#### Excerpted records ####

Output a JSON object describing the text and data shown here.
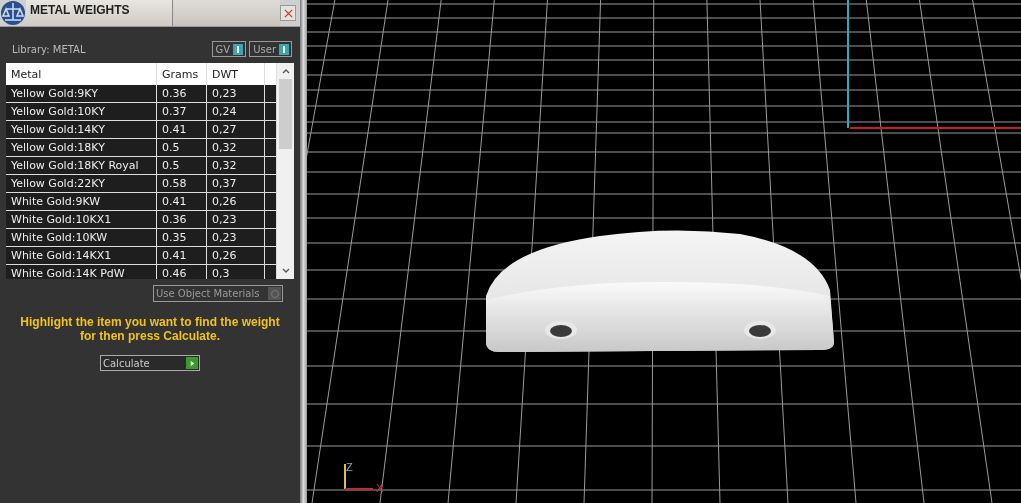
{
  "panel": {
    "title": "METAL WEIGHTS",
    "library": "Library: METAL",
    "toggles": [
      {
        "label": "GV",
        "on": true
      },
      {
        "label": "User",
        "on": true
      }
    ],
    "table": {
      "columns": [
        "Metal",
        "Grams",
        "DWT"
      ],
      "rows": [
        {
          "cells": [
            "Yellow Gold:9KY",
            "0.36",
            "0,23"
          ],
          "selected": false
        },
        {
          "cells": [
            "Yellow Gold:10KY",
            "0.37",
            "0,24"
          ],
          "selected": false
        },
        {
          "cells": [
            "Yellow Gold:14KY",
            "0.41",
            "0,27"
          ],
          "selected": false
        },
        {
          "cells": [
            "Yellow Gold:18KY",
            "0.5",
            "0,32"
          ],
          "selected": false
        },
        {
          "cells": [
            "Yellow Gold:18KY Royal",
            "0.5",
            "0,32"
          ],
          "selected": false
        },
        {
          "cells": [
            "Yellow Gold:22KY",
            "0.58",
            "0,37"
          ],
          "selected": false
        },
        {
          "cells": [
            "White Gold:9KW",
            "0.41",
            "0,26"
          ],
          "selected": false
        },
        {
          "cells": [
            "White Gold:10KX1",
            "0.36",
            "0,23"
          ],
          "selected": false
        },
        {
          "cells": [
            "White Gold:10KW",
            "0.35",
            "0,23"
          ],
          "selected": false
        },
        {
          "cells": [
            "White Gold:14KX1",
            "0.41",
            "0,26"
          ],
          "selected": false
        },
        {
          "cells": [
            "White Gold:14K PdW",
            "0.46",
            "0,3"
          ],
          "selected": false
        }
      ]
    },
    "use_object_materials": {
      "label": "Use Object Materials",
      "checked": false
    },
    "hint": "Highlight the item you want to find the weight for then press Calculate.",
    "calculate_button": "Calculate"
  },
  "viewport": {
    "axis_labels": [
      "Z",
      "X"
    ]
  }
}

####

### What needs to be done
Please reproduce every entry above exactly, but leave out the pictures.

### Response
Output a JSON object describing the text and data shown here.
{
  "panel": {
    "title": "METAL WEIGHTS",
    "library": "Library: METAL",
    "toggles": [
      {
        "label": "GV",
        "on": true
      },
      {
        "label": "User",
        "on": true
      }
    ],
    "table": {
      "columns": [
        "Metal",
        "Grams",
        "DWT"
      ],
      "rows": [
        {
          "cells": [
            "Yellow Gold:9KY",
            "0.36",
            "0,23"
          ],
          "selected": false
        },
        {
          "cells": [
            "Yellow Gold:10KY",
            "0.37",
            "0,24"
          ],
          "selected": false
        },
        {
          "cells": [
            "Yellow Gold:14KY",
            "0.41",
            "0,27"
          ],
          "selected": false
        },
        {
          "cells": [
            "Yellow Gold:18KY",
            "0.5",
            "0,32"
          ],
          "selected": false
        },
        {
          "cells": [
            "Yellow Gold:18KY Royal",
            "0.5",
            "0,32"
          ],
          "selected": false
        },
        {
          "cells": [
            "Yellow Gold:22KY",
            "0.58",
            "0,37"
          ],
          "selected": false
        },
        {
          "cells": [
            "White Gold:9KW",
            "0.41",
            "0,26"
          ],
          "selected": false
        },
        {
          "cells": [
            "White Gold:10KX1",
            "0.36",
            "0,23"
          ],
          "selected": false
        },
        {
          "cells": [
            "White Gold:10KW",
            "0.35",
            "0,23"
          ],
          "selected": false
        },
        {
          "cells": [
            "White Gold:14KX1",
            "0.41",
            "0,26"
          ],
          "selected": false
        },
        {
          "cells": [
            "White Gold:14K PdW",
            "0.46",
            "0,3"
          ],
          "selected": false
        }
      ]
    },
    "use_object_materials": {
      "label": "Use Object Materials",
      "checked": false
    },
    "hint": "Highlight the item you want to find the weight for then press Calculate.",
    "calculate_button": "Calculate"
  },
  "viewport": {
    "axis_labels": [
      "Z",
      "X"
    ]
  }
}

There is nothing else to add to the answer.